The group is an ensemble of musicians, dancers, aerialists, composers, designers, motion graphic artists, and choreographers producing an original theater experience. Esoterra is Quixotic's premier work of 2008. Through an abstract view, the company explored the transformation of a seed developing into a new world of life.

The creative process for Esoterra started with a core group of artists from multiple backgrounds. The artistic directors challenged the group to create a show that was steeped in visual layers of integrated performance of different disciplines. The team collectively shaped the show through rehearsals and technical explorations.

Aerialists emerging from silks were to define blossoms intertwined with dancers of the same objective. At times, a violinist from the band becomes a prominent character expressing a part of the story through music. Projections become an interactive environment for the performers. The scenic layout accommodates these role shifts in the visual context of the show by using layers of scrim and portable projection surfaces. In conjunction with the scenic layers of depth, both the stage and aerial pick points were extended into the house creating a more intimate environment.

Beginning with the initial ideas of the show, the lighting is its own character. As the show evolves, ideas grow intertwined with the lighting design. The lighting designer is also one of the directors of the project. This creates cohesion with the performance elements from the start.

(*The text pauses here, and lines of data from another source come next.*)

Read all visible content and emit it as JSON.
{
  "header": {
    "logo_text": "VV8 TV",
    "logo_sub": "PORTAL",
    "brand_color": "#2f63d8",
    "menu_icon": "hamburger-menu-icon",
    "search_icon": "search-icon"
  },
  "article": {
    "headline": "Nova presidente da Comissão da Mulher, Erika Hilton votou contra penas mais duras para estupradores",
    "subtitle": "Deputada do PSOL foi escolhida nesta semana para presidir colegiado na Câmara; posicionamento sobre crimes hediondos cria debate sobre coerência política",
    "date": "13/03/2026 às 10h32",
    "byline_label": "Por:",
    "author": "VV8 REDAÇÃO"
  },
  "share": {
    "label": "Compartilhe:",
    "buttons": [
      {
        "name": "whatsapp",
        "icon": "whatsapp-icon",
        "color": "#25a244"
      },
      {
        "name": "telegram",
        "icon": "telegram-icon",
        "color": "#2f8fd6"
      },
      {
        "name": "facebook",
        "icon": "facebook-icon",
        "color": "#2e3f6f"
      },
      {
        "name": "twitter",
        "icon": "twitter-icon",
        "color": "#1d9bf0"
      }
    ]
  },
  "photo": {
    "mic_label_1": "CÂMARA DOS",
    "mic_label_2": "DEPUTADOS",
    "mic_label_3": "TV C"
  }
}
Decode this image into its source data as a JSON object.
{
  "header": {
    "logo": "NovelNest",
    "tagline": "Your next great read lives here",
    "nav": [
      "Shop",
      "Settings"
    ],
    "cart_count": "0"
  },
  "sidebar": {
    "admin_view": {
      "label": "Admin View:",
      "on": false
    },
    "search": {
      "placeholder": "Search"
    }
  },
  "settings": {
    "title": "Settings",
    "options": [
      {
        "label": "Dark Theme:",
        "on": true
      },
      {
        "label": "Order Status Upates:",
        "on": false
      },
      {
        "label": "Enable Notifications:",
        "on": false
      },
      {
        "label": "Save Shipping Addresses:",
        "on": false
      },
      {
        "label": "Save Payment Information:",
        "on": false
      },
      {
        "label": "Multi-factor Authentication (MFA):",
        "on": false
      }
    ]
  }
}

Quixotic's performances are an interesting mix of a narrative told through movement and a live concert. To successfully convey the unique energy of every show, creative freedom is given to performers to shape their performance. Lighting and projection operators who can adapt to the energy of the stage are integral to this philosophy. Both areas utilize the advantages of a prerecorded cue stack and effects added live. On the projection side, filmed and rendered content is mixed with live camera in Livid Union software.

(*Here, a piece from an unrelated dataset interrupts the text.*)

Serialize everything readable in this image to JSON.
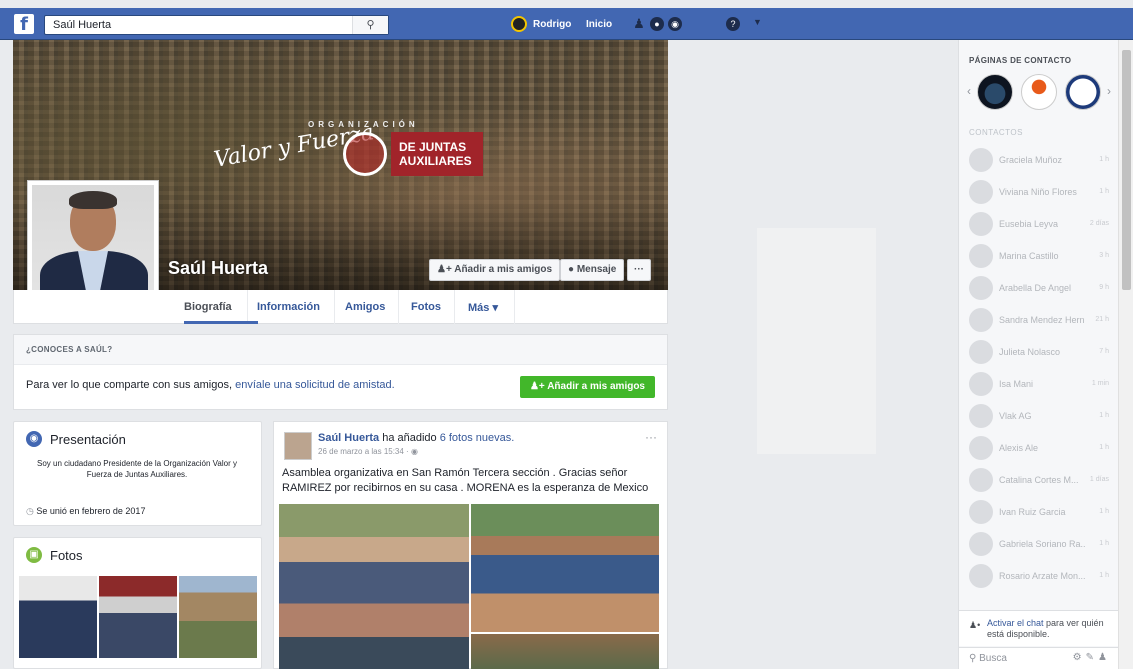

For Esoterra, properties were created that allowed performers to manipulate the key source of light. These props redefined the visual context of a scene. One example of this is the glowing ball of light (pictured), representing the energy of new life in a vast space. It projected its own intrinsic pattern from its contorted translucent layers onto the scrim and throughout the house. The light source became an extension of the performer's expression as this new life.

Visually stimulating elements were unified by the use of layers on stage. This is similar to the many disciplines that came together in Esoterra. Quixotic is a crossroads of art forms, each stunning in their own right. They overlap to create a flowing dialogue, expressing the natural beauty of collaboration.

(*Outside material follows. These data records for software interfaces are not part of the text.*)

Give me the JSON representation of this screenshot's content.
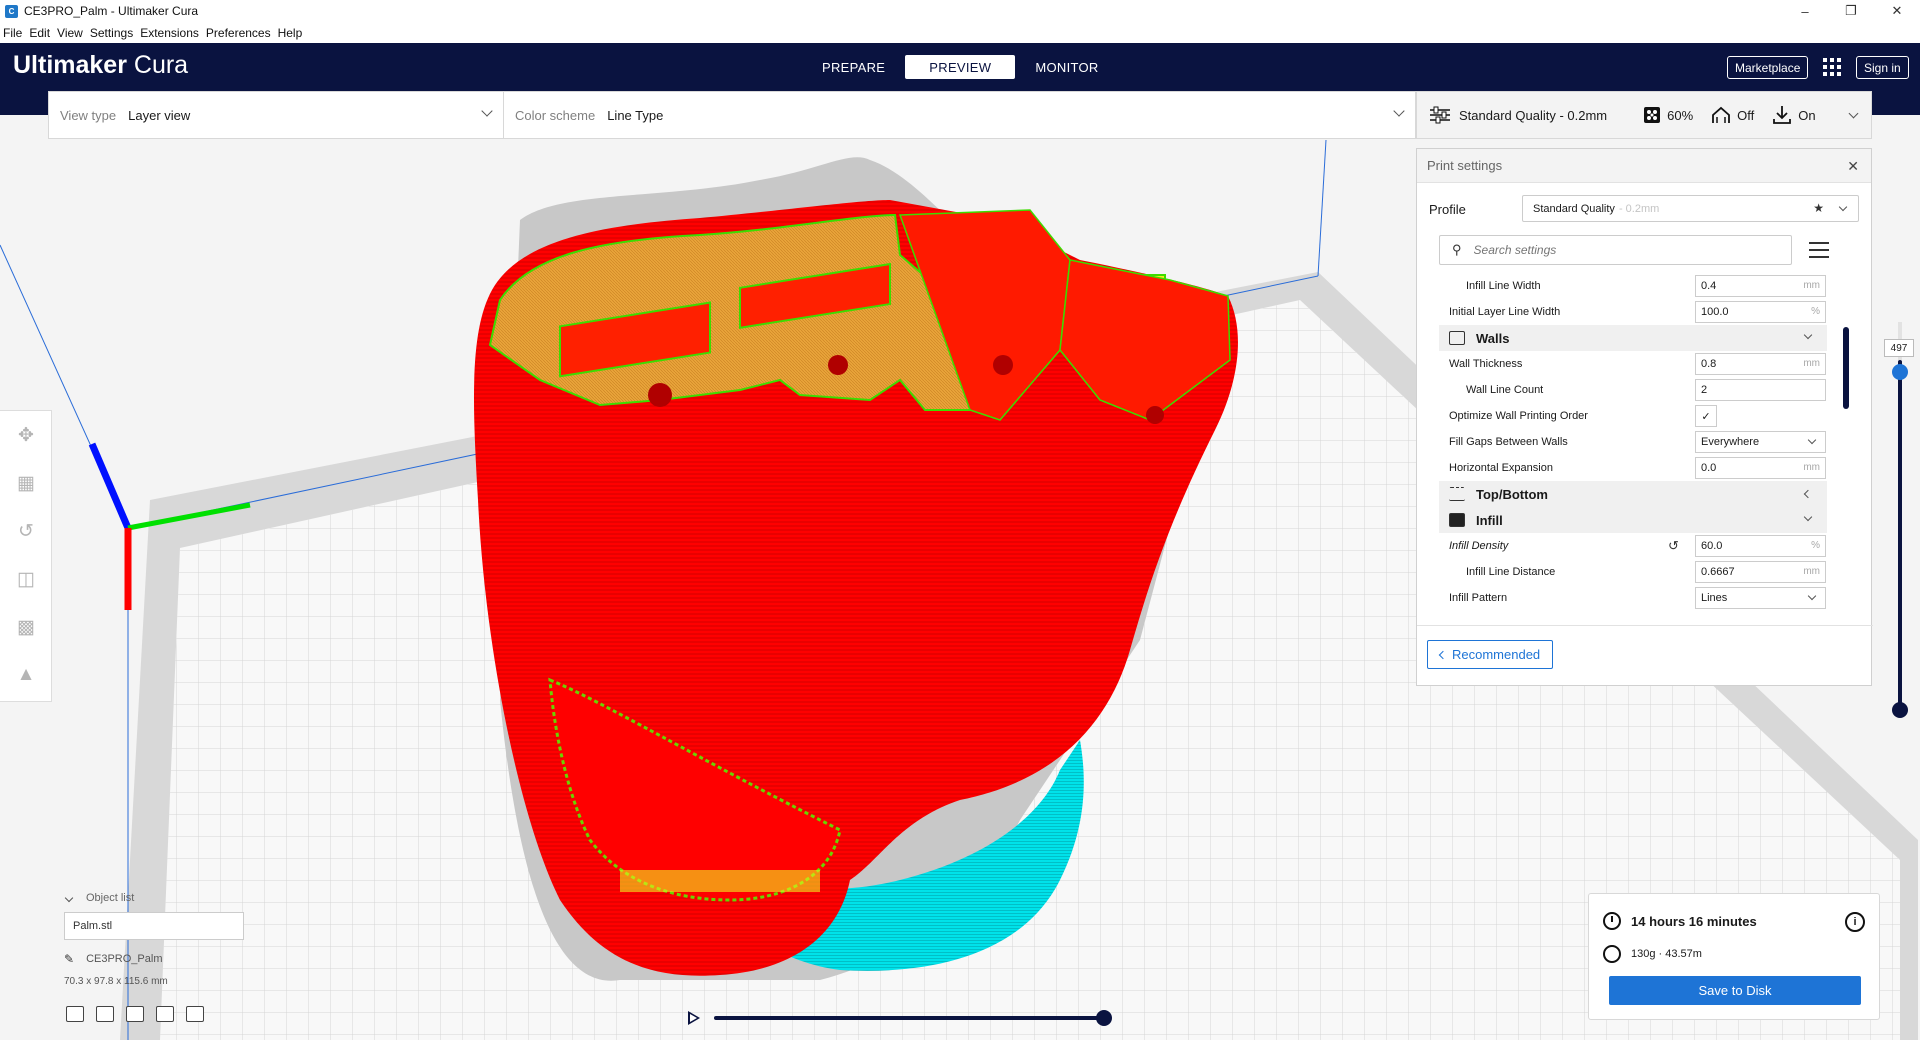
{
  "window": {
    "title": "CE3PRO_Palm - Ultimaker Cura",
    "app_icon": "cura-app-icon"
  },
  "menu": [
    "File",
    "Edit",
    "View",
    "Settings",
    "Extensions",
    "Preferences",
    "Help"
  ],
  "header": {
    "brand_bold": "Ultimaker",
    "brand_light": " Cura",
    "stages": [
      "PREPARE",
      "PREVIEW",
      "MONITOR"
    ],
    "active_stage": "PREVIEW",
    "marketplace_label": "Marketplace",
    "signin_label": "Sign in",
    "background_color": "#0a1340"
  },
  "view_toolbar": {
    "view_type_label": "View type",
    "view_type_value": "Layer view",
    "color_scheme_label": "Color scheme",
    "color_scheme_value": "Line Type"
  },
  "quality_bar": {
    "profile": "Standard Quality - 0.2mm",
    "infill": "60%",
    "support": "Off",
    "adhesion": "On"
  },
  "tools": [
    "move-icon",
    "scale-icon",
    "rotate-icon",
    "mirror-icon",
    "per-model-settings-icon",
    "support-blocker-icon"
  ],
  "print_settings": {
    "title": "Print settings",
    "profile_label": "Profile",
    "profile_value": "Standard Quality",
    "profile_sub": "- 0.2mm",
    "search_placeholder": "Search settings",
    "recommended_label": "Recommended",
    "rows": [
      {
        "type": "setting",
        "name": "Infill Line Width",
        "value": "0.4",
        "unit": "mm",
        "child": true
      },
      {
        "type": "setting",
        "name": "Initial Layer Line Width",
        "value": "100.0",
        "unit": "%",
        "child": false
      },
      {
        "type": "category",
        "name": "Walls",
        "expanded": true
      },
      {
        "type": "setting",
        "name": "Wall Thickness",
        "value": "0.8",
        "unit": "mm",
        "child": false
      },
      {
        "type": "setting",
        "name": "Wall Line Count",
        "value": "2",
        "unit": "",
        "child": true
      },
      {
        "type": "check",
        "name": "Optimize Wall Printing Order",
        "checked": true
      },
      {
        "type": "dropdown",
        "name": "Fill Gaps Between Walls",
        "value": "Everywhere"
      },
      {
        "type": "setting",
        "name": "Horizontal Expansion",
        "value": "0.0",
        "unit": "mm",
        "child": false
      },
      {
        "type": "category",
        "name": "Top/Bottom",
        "expanded": false
      },
      {
        "type": "category",
        "name": "Infill",
        "expanded": true
      },
      {
        "type": "setting",
        "name": "Infill Density",
        "value": "60.0",
        "unit": "%",
        "child": false,
        "italic": true,
        "reset": true
      },
      {
        "type": "setting",
        "name": "Infill Line Distance",
        "value": "0.6667",
        "unit": "mm",
        "child": true
      },
      {
        "type": "dropdown",
        "name": "Infill Pattern",
        "value": "Lines"
      }
    ]
  },
  "layer_slider": {
    "value": "497"
  },
  "object_list": {
    "header": "Object list",
    "item": "Palm.stl",
    "job_name": "CE3PRO_Palm",
    "dimensions": "70.3 x 97.8 x 115.6 mm"
  },
  "print_info": {
    "time": "14 hours 16 minutes",
    "material": "130g · 43.57m",
    "save_label": "Save to Disk"
  },
  "colors": {
    "accent": "#1e74d6",
    "model_red": "#ff0000",
    "skirt_cyan": "#00e0e8",
    "infill_orange": "#e8a33a",
    "wall_green": "#3ddc00",
    "skin_yellow": "#f0f020"
  }
}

Anthony Magliano: Artistic Director/Projection Designer

Mica Thomas: Artistic Director/Lighting Designer

Daniel Parks: Lighting Director

Matt Bennett: Technical Director

Cara Meyers, Stephen Goldblatt: Projection Content

Derek Kasper: Stage Manager


12 Dynamic Aerial Points (Hall Associates)

1 1.5 Horse Stage Winch

8 Martin Professional MAC 2000 Profile

4 Martin Professional MAC

2000 Wash

36 ETC Source Four

23 ETC Source Four PAR

14 PAR 16

6 MiniBroad

6 ColorKey LED Par64

1 High End Systems Wholehog 3 Console

2 ETC Sensor+ Dimmer Rack

1 AmondoTech HID Searchlight (ball of light)

1 MacBook running Livid Union with Ohm

1 Edirol V-4 Video Mixer

2 Toshiba TDP-T45 Projectors with I-Cue

2 10K Projectors (provided by Cashmark Media)